Task directions =>
Print the data exactly. Omit the pictures.

Information =>

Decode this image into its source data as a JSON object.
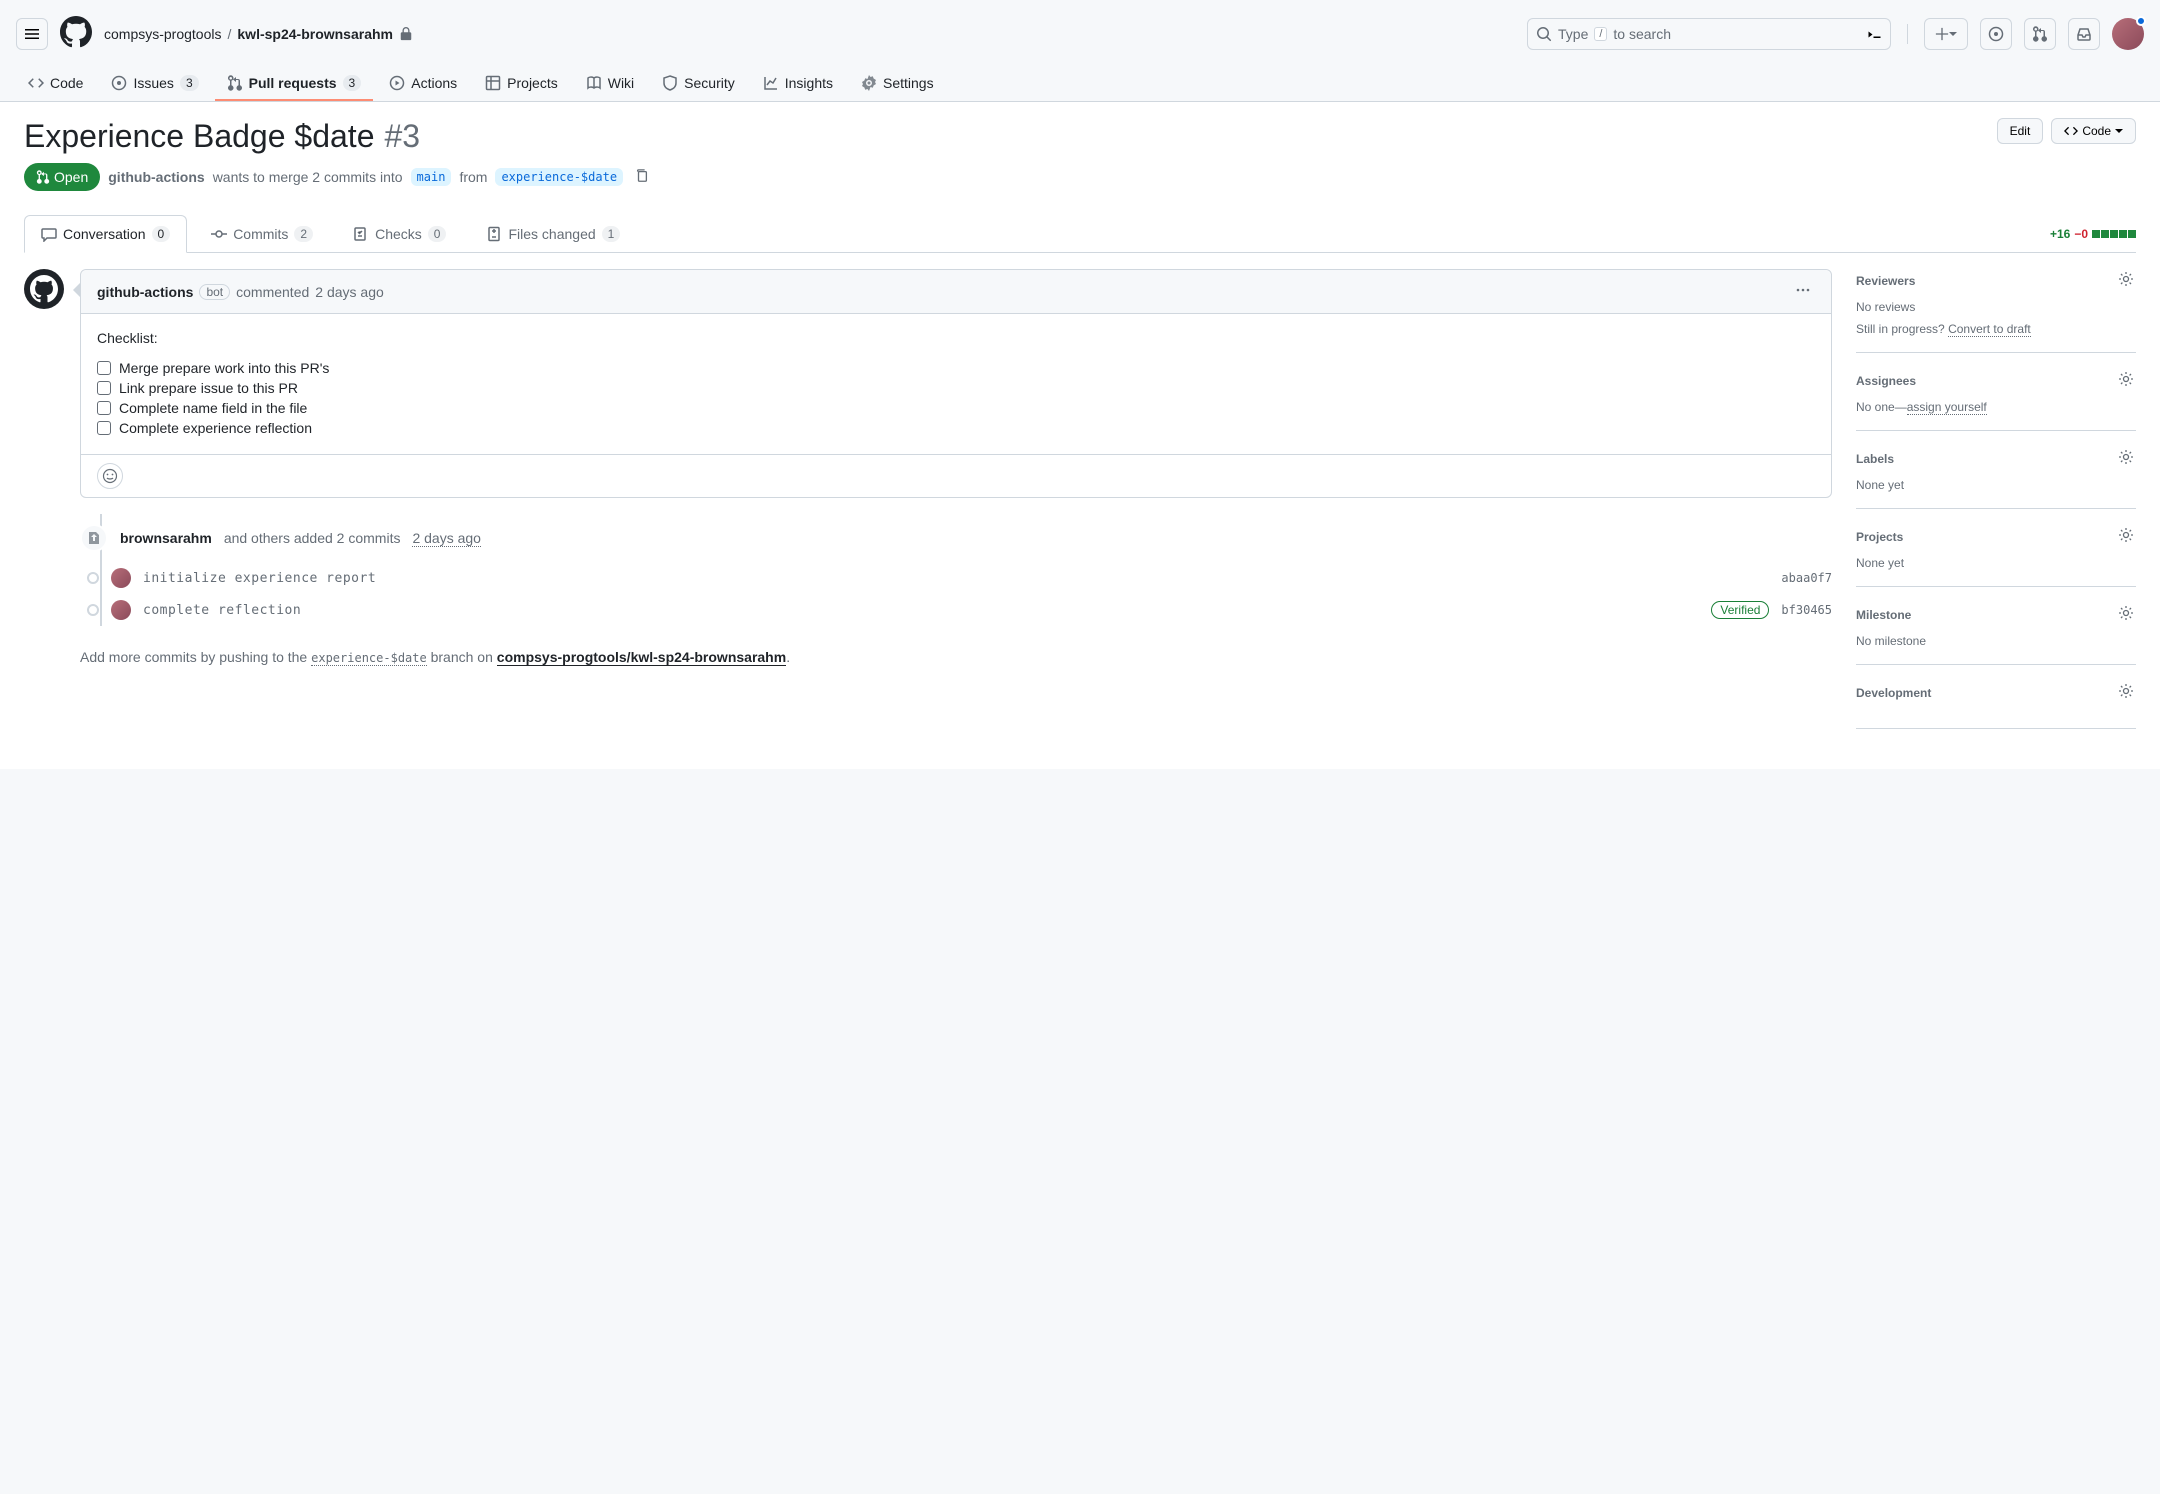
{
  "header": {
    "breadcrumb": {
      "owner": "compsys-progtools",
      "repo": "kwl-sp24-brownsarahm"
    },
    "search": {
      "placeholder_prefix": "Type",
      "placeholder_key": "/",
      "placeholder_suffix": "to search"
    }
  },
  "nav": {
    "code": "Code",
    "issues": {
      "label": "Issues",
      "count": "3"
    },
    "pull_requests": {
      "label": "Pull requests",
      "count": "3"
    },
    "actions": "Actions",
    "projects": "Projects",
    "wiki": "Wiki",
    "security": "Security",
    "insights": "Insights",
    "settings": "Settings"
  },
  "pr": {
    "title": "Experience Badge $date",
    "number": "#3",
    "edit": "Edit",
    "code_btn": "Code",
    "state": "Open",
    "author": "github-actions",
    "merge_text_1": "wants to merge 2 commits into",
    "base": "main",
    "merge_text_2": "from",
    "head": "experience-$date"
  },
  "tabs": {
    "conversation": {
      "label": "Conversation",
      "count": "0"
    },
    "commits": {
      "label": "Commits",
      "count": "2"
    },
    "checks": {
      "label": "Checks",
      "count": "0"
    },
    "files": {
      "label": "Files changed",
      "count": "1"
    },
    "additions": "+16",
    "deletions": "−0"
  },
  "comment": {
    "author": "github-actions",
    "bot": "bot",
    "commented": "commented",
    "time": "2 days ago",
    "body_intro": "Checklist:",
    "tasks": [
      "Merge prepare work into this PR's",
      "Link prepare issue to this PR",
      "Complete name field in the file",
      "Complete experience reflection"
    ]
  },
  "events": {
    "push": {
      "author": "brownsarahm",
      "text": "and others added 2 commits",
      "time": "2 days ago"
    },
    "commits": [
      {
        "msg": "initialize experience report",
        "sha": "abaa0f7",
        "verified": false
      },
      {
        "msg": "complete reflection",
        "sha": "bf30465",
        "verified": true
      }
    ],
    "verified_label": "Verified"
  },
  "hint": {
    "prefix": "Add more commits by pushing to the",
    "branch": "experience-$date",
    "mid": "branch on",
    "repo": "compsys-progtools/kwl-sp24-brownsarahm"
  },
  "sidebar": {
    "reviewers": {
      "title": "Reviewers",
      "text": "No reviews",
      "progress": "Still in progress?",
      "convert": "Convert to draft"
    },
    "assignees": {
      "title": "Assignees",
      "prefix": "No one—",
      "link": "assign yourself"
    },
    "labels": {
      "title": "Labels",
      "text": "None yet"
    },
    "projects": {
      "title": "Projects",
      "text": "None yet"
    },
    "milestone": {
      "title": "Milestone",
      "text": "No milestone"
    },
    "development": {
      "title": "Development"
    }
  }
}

Exercise response =>
Decode this image into its source data as a JSON object.
{
  "header": {
    "breadcrumb": {
      "owner": "compsys-progtools",
      "repo": "kwl-sp24-brownsarahm"
    },
    "search": {
      "placeholder_prefix": "Type",
      "placeholder_key": "/",
      "placeholder_suffix": "to search"
    }
  },
  "nav": {
    "code": "Code",
    "issues": {
      "label": "Issues",
      "count": "3"
    },
    "pull_requests": {
      "label": "Pull requests",
      "count": "3"
    },
    "actions": "Actions",
    "projects": "Projects",
    "wiki": "Wiki",
    "security": "Security",
    "insights": "Insights",
    "settings": "Settings"
  },
  "pr": {
    "title": "Experience Badge $date",
    "number": "#3",
    "edit": "Edit",
    "code_btn": "Code",
    "state": "Open",
    "author": "github-actions",
    "merge_text_1": "wants to merge 2 commits into",
    "base": "main",
    "merge_text_2": "from",
    "head": "experience-$date"
  },
  "tabs": {
    "conversation": {
      "label": "Conversation",
      "count": "0"
    },
    "commits": {
      "label": "Commits",
      "count": "2"
    },
    "checks": {
      "label": "Checks",
      "count": "0"
    },
    "files": {
      "label": "Files changed",
      "count": "1"
    },
    "additions": "+16",
    "deletions": "−0"
  },
  "comment": {
    "author": "github-actions",
    "bot": "bot",
    "commented": "commented",
    "time": "2 days ago",
    "body_intro": "Checklist:",
    "tasks": [
      "Merge prepare work into this PR's",
      "Link prepare issue to this PR",
      "Complete name field in the file",
      "Complete experience reflection"
    ]
  },
  "events": {
    "push": {
      "author": "brownsarahm",
      "text": "and others added 2 commits",
      "time": "2 days ago"
    },
    "commits": [
      {
        "msg": "initialize experience report",
        "sha": "abaa0f7",
        "verified": false
      },
      {
        "msg": "complete reflection",
        "sha": "bf30465",
        "verified": true
      }
    ],
    "verified_label": "Verified"
  },
  "hint": {
    "prefix": "Add more commits by pushing to the",
    "branch": "experience-$date",
    "mid": "branch on",
    "repo": "compsys-progtools/kwl-sp24-brownsarahm"
  },
  "sidebar": {
    "reviewers": {
      "title": "Reviewers",
      "text": "No reviews",
      "progress": "Still in progress?",
      "convert": "Convert to draft"
    },
    "assignees": {
      "title": "Assignees",
      "prefix": "No one—",
      "link": "assign yourself"
    },
    "labels": {
      "title": "Labels",
      "text": "None yet"
    },
    "projects": {
      "title": "Projects",
      "text": "None yet"
    },
    "milestone": {
      "title": "Milestone",
      "text": "No milestone"
    },
    "development": {
      "title": "Development"
    }
  }
}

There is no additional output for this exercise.